-- ACTION ITEM --
Extract each line of the records below that contains the word "questions".

-- DATA SECTION --
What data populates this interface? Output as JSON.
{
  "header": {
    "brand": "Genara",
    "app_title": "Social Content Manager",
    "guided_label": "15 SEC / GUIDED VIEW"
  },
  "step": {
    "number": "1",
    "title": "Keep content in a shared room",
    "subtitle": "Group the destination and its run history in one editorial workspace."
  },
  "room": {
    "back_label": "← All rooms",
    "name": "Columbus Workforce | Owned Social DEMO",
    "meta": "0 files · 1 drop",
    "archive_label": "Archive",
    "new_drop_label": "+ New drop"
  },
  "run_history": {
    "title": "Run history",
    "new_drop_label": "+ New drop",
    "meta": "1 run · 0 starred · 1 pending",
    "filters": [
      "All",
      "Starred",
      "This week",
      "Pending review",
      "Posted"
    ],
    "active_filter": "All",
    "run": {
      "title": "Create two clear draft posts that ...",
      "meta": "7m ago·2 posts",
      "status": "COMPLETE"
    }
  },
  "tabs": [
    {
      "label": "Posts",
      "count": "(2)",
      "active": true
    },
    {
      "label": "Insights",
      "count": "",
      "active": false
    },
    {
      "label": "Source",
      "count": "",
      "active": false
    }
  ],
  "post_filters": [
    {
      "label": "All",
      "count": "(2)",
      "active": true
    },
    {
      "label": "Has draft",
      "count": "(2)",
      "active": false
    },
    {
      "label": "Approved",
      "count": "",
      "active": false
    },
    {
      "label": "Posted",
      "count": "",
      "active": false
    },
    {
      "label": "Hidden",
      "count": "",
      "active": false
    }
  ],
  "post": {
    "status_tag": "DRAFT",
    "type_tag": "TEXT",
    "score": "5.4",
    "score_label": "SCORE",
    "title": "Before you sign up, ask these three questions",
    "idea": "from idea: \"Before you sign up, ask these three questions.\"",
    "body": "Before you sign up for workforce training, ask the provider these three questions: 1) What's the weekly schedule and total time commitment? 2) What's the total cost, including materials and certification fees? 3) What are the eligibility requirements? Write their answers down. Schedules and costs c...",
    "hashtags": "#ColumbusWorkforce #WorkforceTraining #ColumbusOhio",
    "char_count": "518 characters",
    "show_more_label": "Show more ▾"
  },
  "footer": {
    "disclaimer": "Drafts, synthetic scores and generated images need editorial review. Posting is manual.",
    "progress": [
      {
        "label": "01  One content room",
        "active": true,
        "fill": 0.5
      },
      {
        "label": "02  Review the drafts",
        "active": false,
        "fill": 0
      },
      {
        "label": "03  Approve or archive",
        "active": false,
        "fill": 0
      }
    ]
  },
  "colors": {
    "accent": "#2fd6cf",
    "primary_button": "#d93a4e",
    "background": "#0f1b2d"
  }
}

-- SOLVED PROBLEM --
    "title": "Before you sign up, ask these three questions",
    "idea": "from idea: \"Before you sign up, ask these three questions.\"",
    "body": "Before you sign up for workforce training, ask the provider these three questions: 1) What's the weekly schedule and total time commitment? 2) What's the total cost, including materials and certification fees? 3) What are the eligibility requirements? Write their answers down. Schedules and costs c...",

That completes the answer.